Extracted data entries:

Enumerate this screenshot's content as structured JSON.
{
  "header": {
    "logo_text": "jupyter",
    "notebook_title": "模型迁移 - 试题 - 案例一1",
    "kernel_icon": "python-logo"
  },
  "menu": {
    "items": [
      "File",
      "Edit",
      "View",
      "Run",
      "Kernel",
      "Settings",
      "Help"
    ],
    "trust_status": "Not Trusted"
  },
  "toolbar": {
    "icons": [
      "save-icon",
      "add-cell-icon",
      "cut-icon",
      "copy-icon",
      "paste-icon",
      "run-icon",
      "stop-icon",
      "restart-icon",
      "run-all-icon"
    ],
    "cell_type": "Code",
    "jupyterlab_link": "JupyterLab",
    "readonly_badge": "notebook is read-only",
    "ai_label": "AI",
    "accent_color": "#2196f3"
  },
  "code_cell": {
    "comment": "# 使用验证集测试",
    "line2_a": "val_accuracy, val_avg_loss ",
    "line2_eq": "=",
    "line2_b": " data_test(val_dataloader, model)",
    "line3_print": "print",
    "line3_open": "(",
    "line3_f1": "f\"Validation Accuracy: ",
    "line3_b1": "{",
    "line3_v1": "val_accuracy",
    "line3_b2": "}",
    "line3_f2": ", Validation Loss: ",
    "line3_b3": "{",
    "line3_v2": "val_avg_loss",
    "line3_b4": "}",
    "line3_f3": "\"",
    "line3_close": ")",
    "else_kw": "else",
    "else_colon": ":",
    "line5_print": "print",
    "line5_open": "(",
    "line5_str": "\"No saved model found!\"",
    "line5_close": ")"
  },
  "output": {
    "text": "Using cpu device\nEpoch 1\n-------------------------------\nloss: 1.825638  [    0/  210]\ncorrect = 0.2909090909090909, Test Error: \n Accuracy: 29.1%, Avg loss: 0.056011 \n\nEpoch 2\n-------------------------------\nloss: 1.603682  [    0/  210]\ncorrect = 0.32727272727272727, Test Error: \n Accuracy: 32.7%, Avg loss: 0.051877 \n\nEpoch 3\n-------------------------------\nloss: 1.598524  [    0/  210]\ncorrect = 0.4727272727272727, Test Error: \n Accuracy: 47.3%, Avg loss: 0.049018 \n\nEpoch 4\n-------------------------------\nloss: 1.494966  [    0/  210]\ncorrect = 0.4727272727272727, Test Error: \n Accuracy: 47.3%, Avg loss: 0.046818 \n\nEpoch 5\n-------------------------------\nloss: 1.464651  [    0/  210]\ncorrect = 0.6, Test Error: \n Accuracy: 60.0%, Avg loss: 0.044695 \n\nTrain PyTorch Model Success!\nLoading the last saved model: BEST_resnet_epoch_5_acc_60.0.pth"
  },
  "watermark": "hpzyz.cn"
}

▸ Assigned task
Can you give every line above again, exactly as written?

▸ Task answer
Enumerate this screenshot's content as structured JSON.
{
  "header": {
    "logo_text": "jupyter",
    "notebook_title": "模型迁移 - 试题 - 案例一1",
    "kernel_icon": "python-logo"
  },
  "menu": {
    "items": [
      "File",
      "Edit",
      "View",
      "Run",
      "Kernel",
      "Settings",
      "Help"
    ],
    "trust_status": "Not Trusted"
  },
  "toolbar": {
    "icons": [
      "save-icon",
      "add-cell-icon",
      "cut-icon",
      "copy-icon",
      "paste-icon",
      "run-icon",
      "stop-icon",
      "restart-icon",
      "run-all-icon"
    ],
    "cell_type": "Code",
    "jupyterlab_link": "JupyterLab",
    "readonly_badge": "notebook is read-only",
    "ai_label": "AI",
    "accent_color": "#2196f3"
  },
  "code_cell": {
    "comment": "# 使用验证集测试",
    "line2_a": "val_accuracy, val_avg_loss ",
    "line2_eq": "=",
    "line2_b": " data_test(val_dataloader, model)",
    "line3_print": "print",
    "line3_open": "(",
    "line3_f1": "f\"Validation Accuracy: ",
    "line3_b1": "{",
    "line3_v1": "val_accuracy",
    "line3_b2": "}",
    "line3_f2": ", Validation Loss: ",
    "line3_b3": "{",
    "line3_v2": "val_avg_loss",
    "line3_b4": "}",
    "line3_f3": "\"",
    "line3_close": ")",
    "else_kw": "else",
    "else_colon": ":",
    "line5_print": "print",
    "line5_open": "(",
    "line5_str": "\"No saved model found!\"",
    "line5_close": ")"
  },
  "output": {
    "text": "Using cpu device\nEpoch 1\n-------------------------------\nloss: 1.825638  [    0/  210]\ncorrect = 0.2909090909090909, Test Error: \n Accuracy: 29.1%, Avg loss: 0.056011 \n\nEpoch 2\n-------------------------------\nloss: 1.603682  [    0/  210]\ncorrect = 0.32727272727272727, Test Error: \n Accuracy: 32.7%, Avg loss: 0.051877 \n\nEpoch 3\n-------------------------------\nloss: 1.598524  [    0/  210]\ncorrect = 0.4727272727272727, Test Error: \n Accuracy: 47.3%, Avg loss: 0.049018 \n\nEpoch 4\n-------------------------------\nloss: 1.494966  [    0/  210]\ncorrect = 0.4727272727272727, Test Error: \n Accuracy: 47.3%, Avg loss: 0.046818 \n\nEpoch 5\n-------------------------------\nloss: 1.464651  [    0/  210]\ncorrect = 0.6, Test Error: \n Accuracy: 60.0%, Avg loss: 0.044695 \n\nTrain PyTorch Model Success!\nLoading the last saved model: BEST_resnet_epoch_5_acc_60.0.pth"
  },
  "watermark": "hpzyz.cn"
}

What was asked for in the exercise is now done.